[Problem]: Copy each line below in which the string "Application" appears.

===== Data records

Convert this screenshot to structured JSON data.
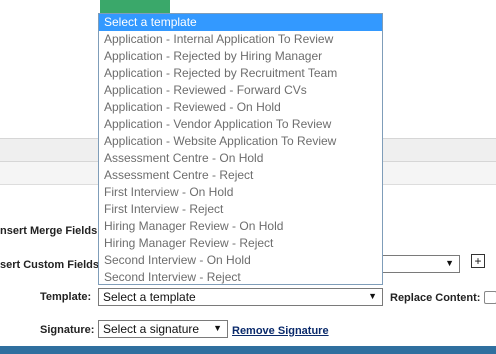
{
  "form": {
    "insert_merge_fields_label": "nsert Merge Fields:",
    "insert_custom_fields_label": "sert Custom Fields:",
    "template_label": "Template:",
    "template_value": "Select a template",
    "replace_content_label": "Replace Content:",
    "signature_label": "Signature:",
    "signature_value": "Select a signature",
    "remove_signature_link": "Remove Signature",
    "custom_fields_plus": "+"
  },
  "dropdown": {
    "options": [
      "Select a template",
      "Application - Internal Application To Review",
      "Application - Rejected by Hiring Manager",
      "Application - Rejected by Recruitment Team",
      "Application - Reviewed - Forward CVs",
      "Application - Reviewed - On Hold",
      "Application - Vendor Application To Review",
      "Application - Website Application To Review",
      "Assessment Centre - On Hold",
      "Assessment Centre - Reject",
      "First Interview - On Hold",
      "First Interview - Reject",
      "Hiring Manager Review - On Hold",
      "Hiring Manager Review - Reject",
      "Second Interview - On Hold",
      "Second Interview - Reject"
    ],
    "selected_index": 0
  }
}
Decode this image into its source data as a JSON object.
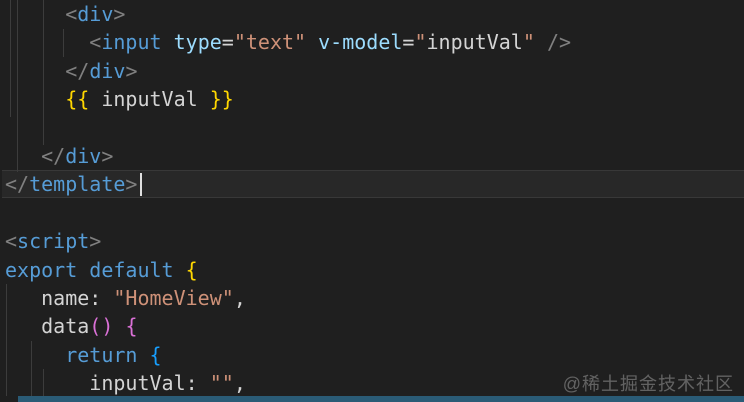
{
  "editor": {
    "watermark_text": "@稀土掘金技术社区",
    "palette": {
      "bg": "#1f1f1f",
      "text": "#d4d4d4",
      "punct": "#808080",
      "tag": "#569cd6",
      "attr": "#9cdcfe",
      "string": "#ce9178",
      "gold": "#ffd700",
      "orchid": "#da70d6",
      "blue3": "#179fff",
      "guide": "#3c3c3c",
      "cursor": "#e0e0e0",
      "bar": "#2a5b76",
      "watermark": "rgba(255,255,255,0.3)"
    },
    "lines": [
      {
        "segments": [
          [
            "     ",
            "text"
          ],
          [
            "<",
            "punct"
          ],
          [
            "div",
            "tag"
          ],
          [
            ">",
            "punct"
          ]
        ]
      },
      {
        "segments": [
          [
            "       ",
            "text"
          ],
          [
            "<",
            "punct"
          ],
          [
            "input",
            "tag"
          ],
          [
            " ",
            "text"
          ],
          [
            "type",
            "attr"
          ],
          [
            "=",
            "text"
          ],
          [
            "\"text\"",
            "string"
          ],
          [
            " ",
            "text"
          ],
          [
            "v-model",
            "attr"
          ],
          [
            "=",
            "text"
          ],
          [
            "\"",
            "string"
          ],
          [
            "inputVal",
            "text"
          ],
          [
            "\"",
            "string"
          ],
          [
            " ",
            "text"
          ],
          [
            "/>",
            "punct"
          ]
        ]
      },
      {
        "segments": [
          [
            "     ",
            "text"
          ],
          [
            "</",
            "punct"
          ],
          [
            "div",
            "tag"
          ],
          [
            ">",
            "punct"
          ]
        ]
      },
      {
        "segments": [
          [
            "     ",
            "text"
          ],
          [
            "{{",
            "gold"
          ],
          [
            " inputVal ",
            "text"
          ],
          [
            "}}",
            "gold"
          ]
        ]
      },
      {
        "segments": []
      },
      {
        "segments": [
          [
            "   ",
            "text"
          ],
          [
            "</",
            "punct"
          ],
          [
            "div",
            "tag"
          ],
          [
            ">",
            "punct"
          ]
        ]
      },
      {
        "segments": [
          [
            "</",
            "punct"
          ],
          [
            "template",
            "tag"
          ],
          [
            ">",
            "punct"
          ]
        ]
      },
      {
        "segments": []
      },
      {
        "segments": [
          [
            "<",
            "punct"
          ],
          [
            "script",
            "tag"
          ],
          [
            ">",
            "punct"
          ]
        ]
      },
      {
        "segments": [
          [
            "export",
            "tag"
          ],
          [
            " ",
            "text"
          ],
          [
            "default",
            "tag"
          ],
          [
            " ",
            "text"
          ],
          [
            "{",
            "gold"
          ]
        ]
      },
      {
        "segments": [
          [
            "   ",
            "text"
          ],
          [
            "name",
            "text"
          ],
          [
            ":",
            "text"
          ],
          [
            " ",
            "text"
          ],
          [
            "\"HomeView\"",
            "string"
          ],
          [
            ",",
            "text"
          ]
        ]
      },
      {
        "segments": [
          [
            "   ",
            "text"
          ],
          [
            "data",
            "text"
          ],
          [
            "()",
            "orchid"
          ],
          [
            " ",
            "text"
          ],
          [
            "{",
            "orchid"
          ]
        ]
      },
      {
        "segments": [
          [
            "     ",
            "text"
          ],
          [
            "return",
            "tag"
          ],
          [
            " ",
            "text"
          ],
          [
            "{",
            "blue3"
          ]
        ]
      },
      {
        "segments": [
          [
            "       ",
            "text"
          ],
          [
            "inputVal",
            "text"
          ],
          [
            ":",
            "text"
          ],
          [
            " ",
            "text"
          ],
          [
            "\"\"",
            "string"
          ],
          [
            ",",
            "text"
          ]
        ]
      }
    ]
  }
}
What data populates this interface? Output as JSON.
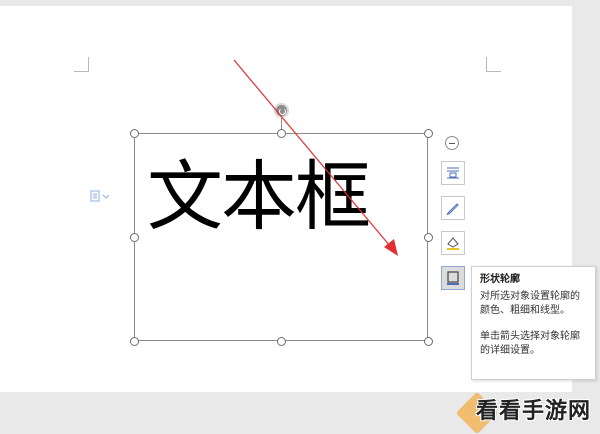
{
  "document": {
    "textbox_text": "文本框"
  },
  "tooltip": {
    "title": "形状轮廓",
    "line1": "对所选对象设置轮廓的颜色、粗细和线型。",
    "line2": "单击箭头选择对象轮廓的详细设置。"
  },
  "watermark": {
    "text": "看看手游网"
  },
  "icons": {
    "anchor": "layout-anchor-icon",
    "collapse": "collapse-icon",
    "wrap": "text-wrap-icon",
    "fill": "shape-fill-pen-icon",
    "effect": "shape-effect-icon",
    "outline": "shape-outline-icon"
  },
  "colors": {
    "arrow": "#e03030",
    "selection_border": "#8a8a8a",
    "accent": "#8fa9d6"
  }
}
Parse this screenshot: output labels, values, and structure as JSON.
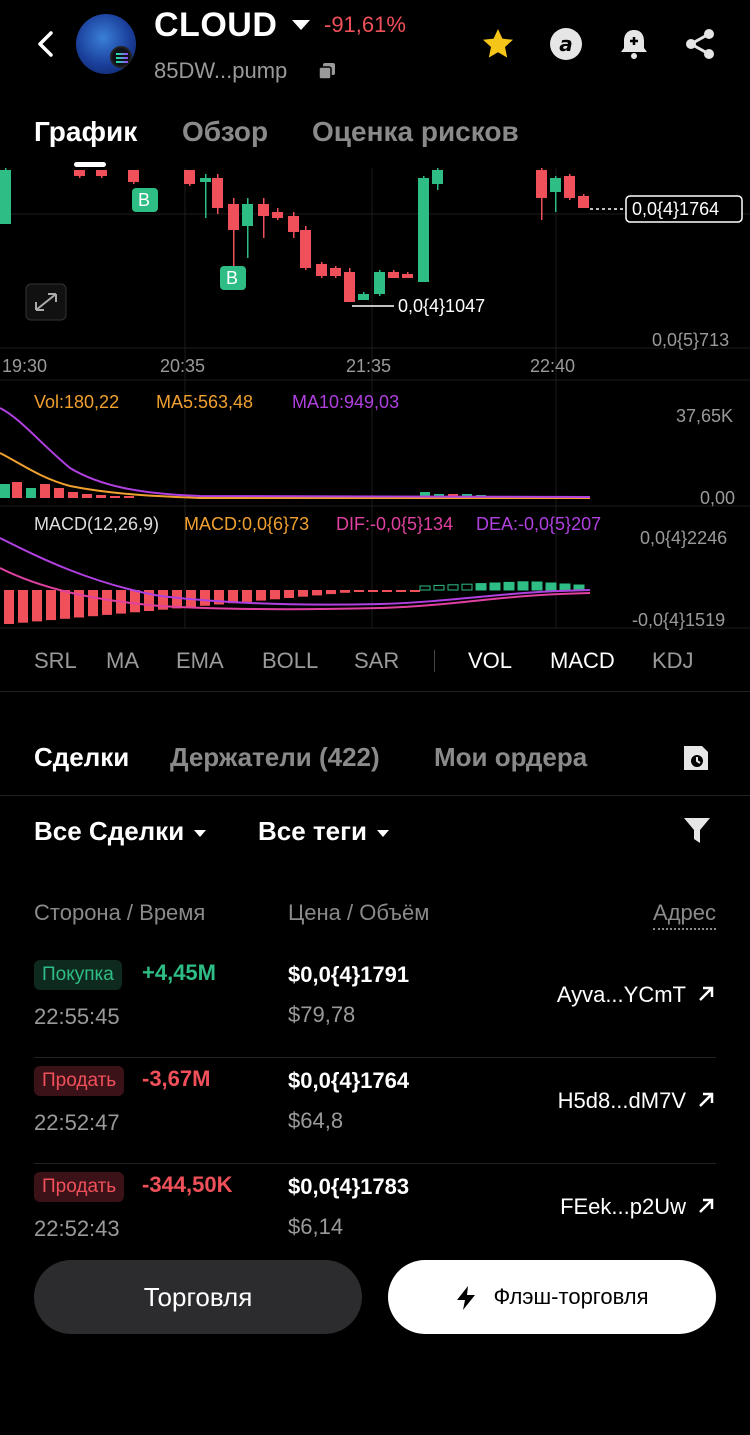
{
  "header": {
    "token_name": "CLOUD",
    "price_change": "-91,61%",
    "contract_short": "85DW...pump"
  },
  "tabs": [
    "График",
    "Обзор",
    "Оценка рисков"
  ],
  "chart": {
    "price_label": "0,0{4}1764",
    "low_label": "0,0{4}1047",
    "min_axis": "0,0{5}713",
    "time_ticks": [
      "19:30",
      "20:35",
      "21:35",
      "22:40"
    ],
    "buy_marker": "B"
  },
  "volume_panel": {
    "vol": "Vol:180,22",
    "ma5": "MA5:563,48",
    "ma10": "MA10:949,03",
    "top": "37,65K",
    "bottom": "0,00"
  },
  "macd_panel": {
    "name": "MACD(12,26,9)",
    "macd": "MACD:0,0{6}73",
    "dif": "DIF:-0,0{5}134",
    "dea": "DEA:-0,0{5}207",
    "top": "0,0{4}2246",
    "bottom": "-0,0{4}1519"
  },
  "indicators": {
    "main": [
      "SRL",
      "MA",
      "EMA",
      "BOLL",
      "SAR"
    ],
    "sub": [
      "VOL",
      "MACD",
      "KDJ"
    ]
  },
  "section_tabs": [
    "Сделки",
    "Держатели (422)",
    "Мои ордера"
  ],
  "filters": {
    "trades": "Все Сделки",
    "tags": "Все теги"
  },
  "columns": {
    "side_time": "Сторона / Время",
    "price_volume": "Цена / Объём",
    "address": "Адрес"
  },
  "trades": [
    {
      "side": "Покупка",
      "type": "buy",
      "amount": "+4,45M",
      "time": "22:55:45",
      "price": "$0,0{4}1791",
      "volume": "$79,78",
      "address": "Ayva...YCmT"
    },
    {
      "side": "Продать",
      "type": "sell",
      "amount": "-3,67M",
      "time": "22:52:47",
      "price": "$0,0{4}1764",
      "volume": "$64,8",
      "address": "H5d8...dM7V"
    },
    {
      "side": "Продать",
      "type": "sell",
      "amount": "-344,50K",
      "time": "22:52:43",
      "price": "$0,0{4}1783",
      "volume": "$6,14",
      "address": "FEek...p2Uw"
    }
  ],
  "buttons": {
    "trade": "Торговля",
    "flash": "Флэш-торговля"
  },
  "colors": {
    "up": "#2ebd85",
    "down": "#f0505a",
    "ma5": "#f0a030",
    "ma10": "#b040e0",
    "dif": "#e040a0",
    "dea": "#b040e0"
  }
}
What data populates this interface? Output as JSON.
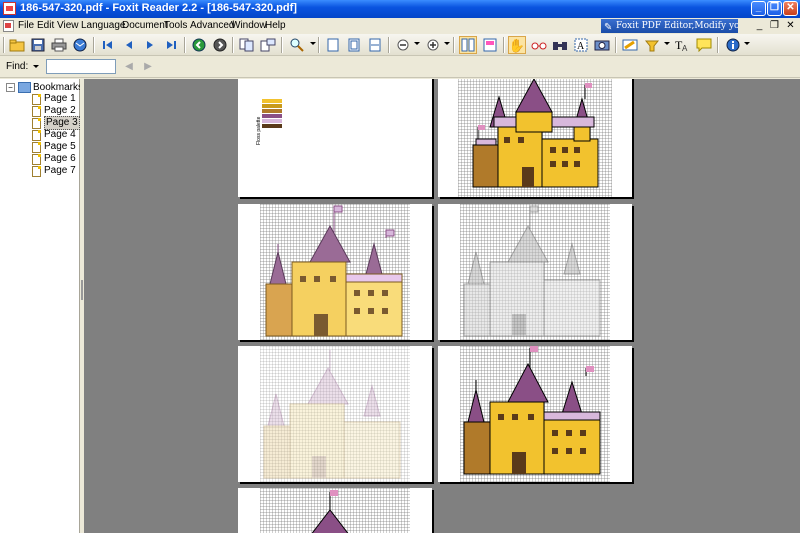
{
  "window": {
    "title": "186-547-320.pdf - Foxit Reader 2.2 - [186-547-320.pdf]",
    "minimize_icon": "minimize-icon",
    "maximize_icon": "maximize-icon",
    "close_icon": "close-icon"
  },
  "menu": {
    "items": [
      "File",
      "Edit",
      "View",
      "Language",
      "Document",
      "Tools",
      "Advanced",
      "Window",
      "Help"
    ],
    "promo": "Foxit PDF Editor,Modify your PDF!"
  },
  "toolbar": {
    "buttons": [
      "open-icon",
      "save-icon",
      "print-icon",
      "email-icon",
      "first-page-icon",
      "previous-page-icon",
      "next-page-icon",
      "last-page-icon",
      "back-icon",
      "forward-icon",
      "copy-page-icon",
      "rotate-icon",
      "zoom-icon",
      "actual-size-icon",
      "fit-page-icon",
      "fit-width-icon",
      "zoom-out-icon",
      "zoom-in-icon",
      "layout-icon",
      "continuous-icon",
      "hand-tool-icon",
      "glasses-icon",
      "find-icon",
      "text-select-icon",
      "snapshot-icon",
      "highlight-icon",
      "typewriter-icon",
      "text-icon",
      "note-icon",
      "info-icon"
    ]
  },
  "find": {
    "label": "Find:",
    "value": ""
  },
  "bookmarks": {
    "root": "Bookmarks",
    "items": [
      "Page 1",
      "Page 2",
      "Page 3",
      "Page 4",
      "Page 5",
      "Page 6",
      "Page 7"
    ],
    "selected": "Page 3"
  },
  "document": {
    "page1_palette_label": "Floss palette",
    "accent_colors": {
      "castle_yellow": "#f2c22e",
      "castle_dark_yellow": "#c99a1a",
      "castle_brown": "#b07a2a",
      "roof_purple": "#8a4f86",
      "roof_lilac": "#d8b8dc",
      "flag_pink": "#e090c0",
      "window_brown": "#5a3a1a"
    }
  }
}
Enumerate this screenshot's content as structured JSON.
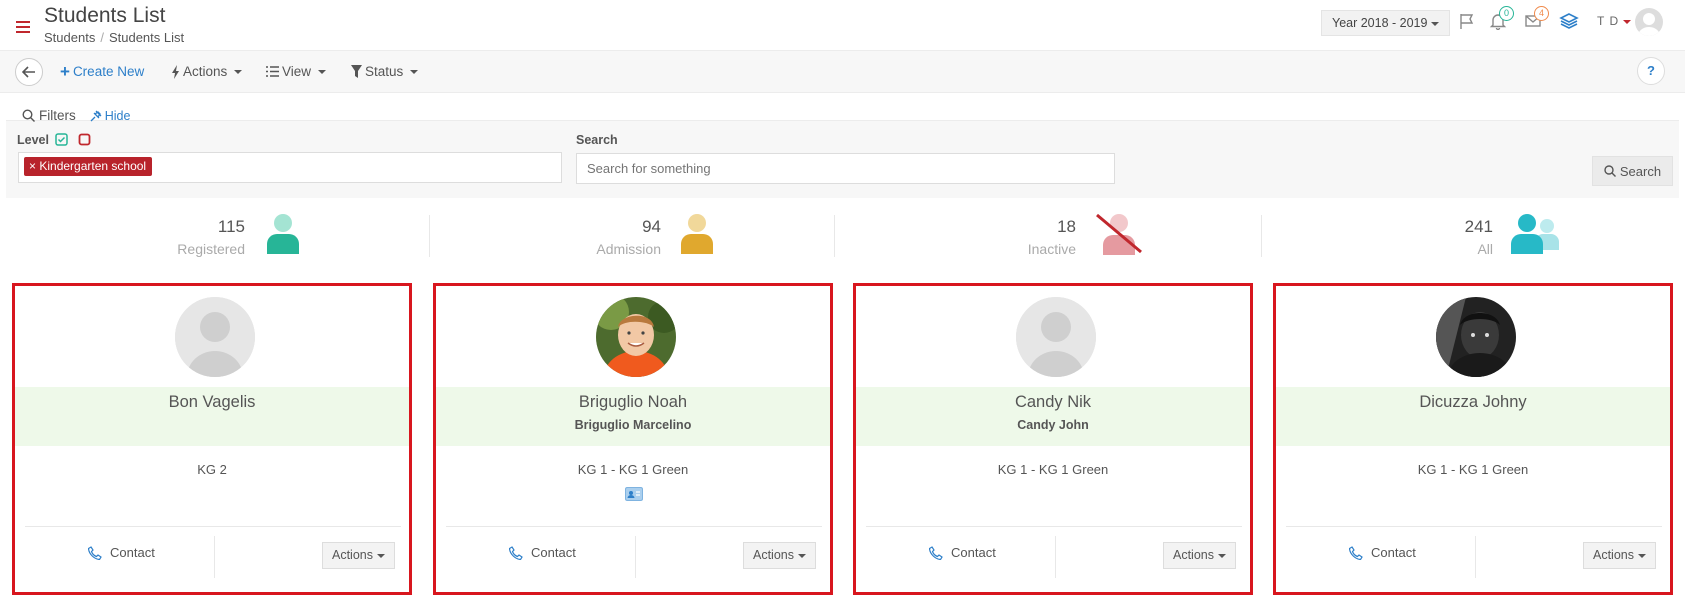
{
  "header": {
    "title": "Students List",
    "breadcrumb": [
      "Students",
      "Students List"
    ],
    "year_selector": "Year 2018 - 2019",
    "notifications_count": "0",
    "messages_count": "4",
    "user_initials": "T D"
  },
  "toolbar": {
    "create_label": "Create New",
    "actions_label": "Actions",
    "view_label": "View",
    "status_label": "Status",
    "help_label": "?"
  },
  "filters": {
    "title": "Filters",
    "hide_label": "Hide",
    "level_label": "Level",
    "level_tag": "Kindergarten school",
    "search_label": "Search",
    "search_placeholder": "Search for something",
    "search_button": "Search"
  },
  "stats": [
    {
      "value": "115",
      "label": "Registered",
      "color": "#27b597"
    },
    {
      "value": "94",
      "label": "Admission",
      "color": "#e0a82e"
    },
    {
      "value": "18",
      "label": "Inactive",
      "color": "#e59aa0"
    },
    {
      "value": "241",
      "label": "All",
      "color": "#27b9c7"
    }
  ],
  "students": [
    {
      "name": "Bon Vagelis",
      "parent": "",
      "class": "KG 2",
      "has_id_card": false,
      "photo": "placeholder",
      "contact": "Contact",
      "actions": "Actions"
    },
    {
      "name": "Briguglio Noah",
      "parent": "Briguglio Marcelino",
      "class": "KG 1  -  KG 1 Green",
      "has_id_card": true,
      "photo": "boy-smiling",
      "contact": "Contact",
      "actions": "Actions"
    },
    {
      "name": "Candy Nik",
      "parent": "Candy John",
      "class": "KG 1  -  KG 1 Green",
      "has_id_card": false,
      "photo": "placeholder",
      "contact": "Contact",
      "actions": "Actions"
    },
    {
      "name": "Dicuzza Johny",
      "parent": "",
      "class": "KG 1  -  KG 1 Green",
      "has_id_card": false,
      "photo": "child-bw",
      "contact": "Contact",
      "actions": "Actions"
    }
  ]
}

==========

[Finished task]:
      "Application - Internal Application To Review",
      "Application - Rejected by Hiring Manager",
      "Application - Rejected by Recruitment Team",
      "Application - Reviewed - Forward CVs",
      "Application - Reviewed - On Hold",
      "Application - Vendor Application To Review",
      "Application - Website Application To Review",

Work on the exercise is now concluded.